LET’S FACE it: These are the best of times, and these may be the worst of times. The transformation of the healthcare reimbursement system from a fee-for-service (FFS) model to an outcome-based model is going to be a rough ride for physicians. How doctors manage that patient from a clinical basis will be extremely important to the health care plans, accountable care organizations, etc. Why? Simply put, if the objective of outcome-based care is to be measured on the quality of the care provided and not on the quantity of care provided, then the practitioner who can achieve the desired quality measure with the least amount of care provided wins.

Managing a glaucoma patient will be one of the primary areas affected in an outcomes-based world. The metric that doctors have to meet is a fairly simple one – getting and maintaining a 15% reduction in IOP.


In a traditional FFS world, when a patient is identified as a “glaucoma suspect” (I use that term only in an illustrative manner), typical optometrists go into a mindset of doing every clinical diagnostic test they can think of to protect themselves, and, sadly often, to embellish their reimbursement.
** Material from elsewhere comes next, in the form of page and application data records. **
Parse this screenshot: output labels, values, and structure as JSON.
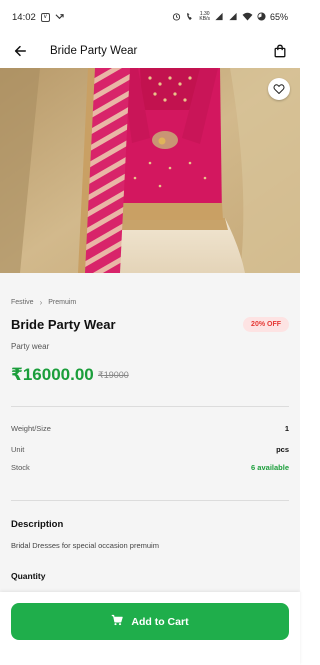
{
  "status_bar": {
    "time": "14:02",
    "left_icons": [
      "sim-badge-icon",
      "missed-call-icon"
    ],
    "net_speed": "1.30\nKB/s",
    "battery": "65%"
  },
  "app_bar": {
    "title": "Bride Party Wear",
    "back_icon": "arrow-left-icon",
    "bag_icon": "shopping-bag-icon"
  },
  "product": {
    "breadcrumb": [
      "Festive",
      "Premuim"
    ],
    "title": "Bride Party Wear",
    "discount": "20% OFF",
    "subtitle": "Party wear",
    "price": "₹16000.00",
    "mrp": "₹19000",
    "specs": [
      {
        "label": "Weight/Size",
        "value": "1"
      },
      {
        "label": "Unit",
        "value": "pcs"
      },
      {
        "label": "Stock",
        "value": "6 available"
      }
    ],
    "description_title": "Description",
    "description": "Bridal Dresses for special occasion premuim",
    "quantity_title": "Quantity"
  },
  "cart_button": {
    "label": "Add to Cart",
    "icon": "cart-icon"
  },
  "colors": {
    "accent_green": "#1fae4b",
    "price_green": "#1b9e3b",
    "badge_bg": "#fde3e3",
    "badge_text": "#e53935"
  }
}
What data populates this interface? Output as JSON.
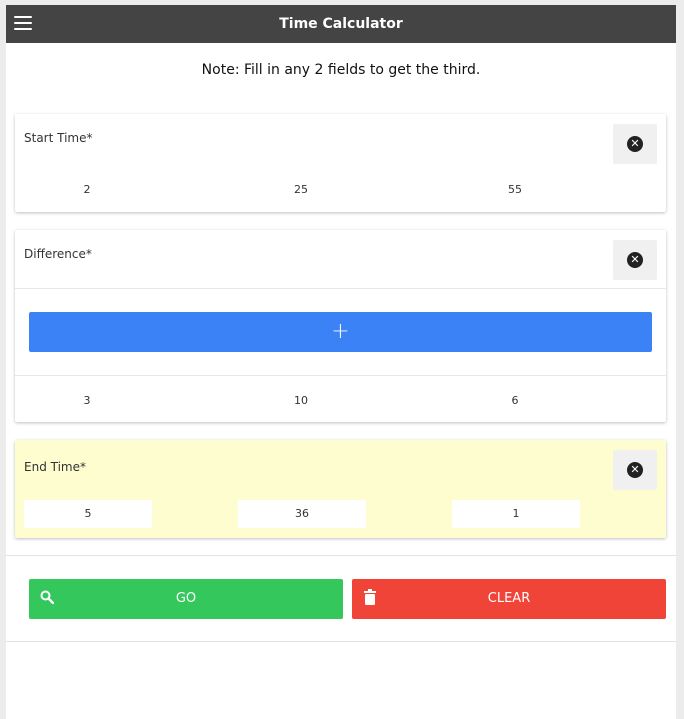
{
  "header": {
    "title": "Time Calculator",
    "menu_icon": "hamburger-menu-icon"
  },
  "note": "Note: Fill in any 2 fields to get the third.",
  "start_time": {
    "label": "Start Time*",
    "values": [
      "2",
      "25",
      "55"
    ]
  },
  "difference": {
    "label": "Difference*",
    "operator": "+",
    "values": [
      "3",
      "10",
      "6"
    ]
  },
  "end_time": {
    "label": "End Time*",
    "values": [
      "5",
      "36",
      "1"
    ],
    "background": "#fefdd0"
  },
  "actions": {
    "go_label": "GO",
    "clear_label": "CLEAR",
    "go_color": "#34c75c",
    "clear_color": "#f04438",
    "operator_color": "#3b82f6"
  }
}
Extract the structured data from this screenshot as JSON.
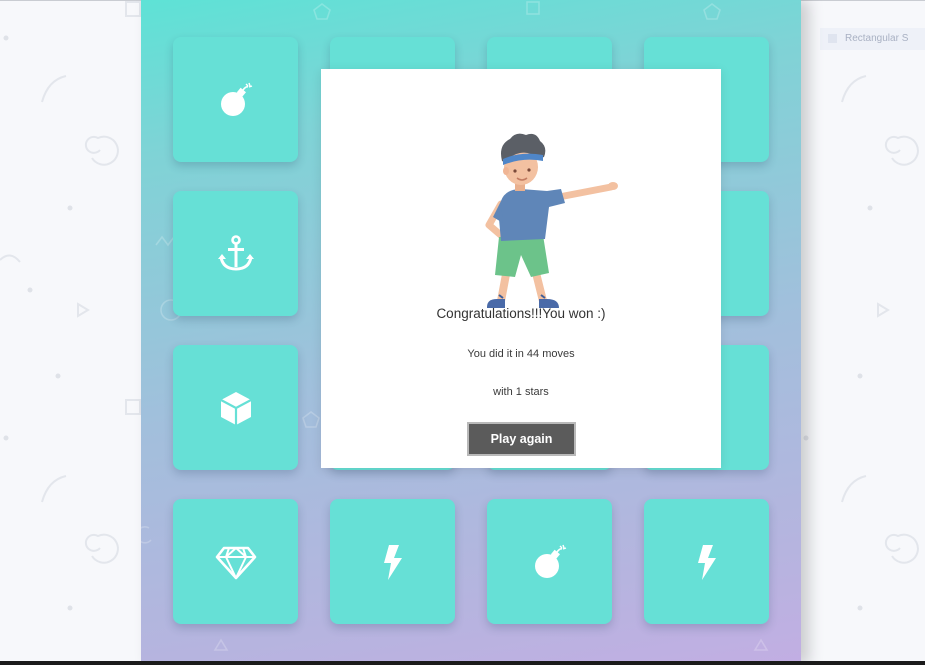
{
  "browser": {
    "ghost_tab_label": "Rectangular S"
  },
  "board": {
    "cards": [
      {
        "icon": "bomb-icon",
        "revealed": true
      },
      {
        "icon": "",
        "revealed": true
      },
      {
        "icon": "",
        "revealed": true
      },
      {
        "icon": "",
        "revealed": true
      },
      {
        "icon": "anchor-icon",
        "revealed": true
      },
      {
        "icon": "",
        "revealed": true
      },
      {
        "icon": "",
        "revealed": true
      },
      {
        "icon": "",
        "revealed": true
      },
      {
        "icon": "cube-icon",
        "revealed": true
      },
      {
        "icon": "",
        "revealed": true
      },
      {
        "icon": "",
        "revealed": true
      },
      {
        "icon": "",
        "revealed": true
      },
      {
        "icon": "diamond-icon",
        "revealed": true
      },
      {
        "icon": "bolt-icon",
        "revealed": true
      },
      {
        "icon": "bomb-icon",
        "revealed": true
      },
      {
        "icon": "bolt-icon",
        "revealed": true
      }
    ],
    "card_color": "#66e0d6",
    "icon_color": "#ffffff"
  },
  "modal": {
    "title": "Congratulations!!!You won :)",
    "moves_text": "You did it in 44 moves",
    "stars_text": "with 1 stars",
    "play_again_label": "Play again",
    "illustration": "dancing-boy-illustration"
  },
  "colors": {
    "gradient_top": "#5ee2d6",
    "gradient_bottom": "#c2aee3",
    "button_bg": "#5b5b5b"
  }
}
In my consulting practice, it is not uncommon for me to see clinical records that show identical glaucoma workups for anyone having a suspicious diagnosis. The sheer number of tests performed is generally not supported by medical necessity in the clinical record, but typically consists of:

  • 92083 – Visual Fields
  • 92250 – Fundus Photography
  • 92133 – OCT of the Optic Nerve
  • 92134 – OCT of the Retina
  • 92132 – OCT of the Anterior Segment
  • 92145 – Corneal Hysteresis
  • 92275 – Electroretinography
  • 95930 – Visually Evoked Potential

If I just took the CMS National Average Maximum Allowable Reimbursement for all of these tests and summed them up, it would total $544.05. This does not include the office visit, which is often also upcoded. This would bring the total of the initial workup to more than $600.

Now, while you may think that is great for your practice, it is not so great for your practice profile, the profile that is created through the normal daily submission of claim data. You see, with the advent of the ICD-10, the ability to calculate the cost per provider per diagnosis has become extremely granular and makes intra-professional comparisons very easy to do. So, if provider A is testing the heck out of all glaucoma patients and is good at achieving a 15% reduction in IOP, and provider B is a more judicious tester and is only doing tests that are medically necessary to do and is equally good at achieving a 15% reduction in IOP, which provider is going to be more attractive to a health plan or ACO? That’s the easy part — the one that costs the system less money and gets equal quality outcomes.


In an outcome-based world, providing efficient and effective clinical care is going to be the mantra to live by. By incorporating this thought process into your clinical care today, you will most likely benefit from being included in provider panels and health plans in the future. OM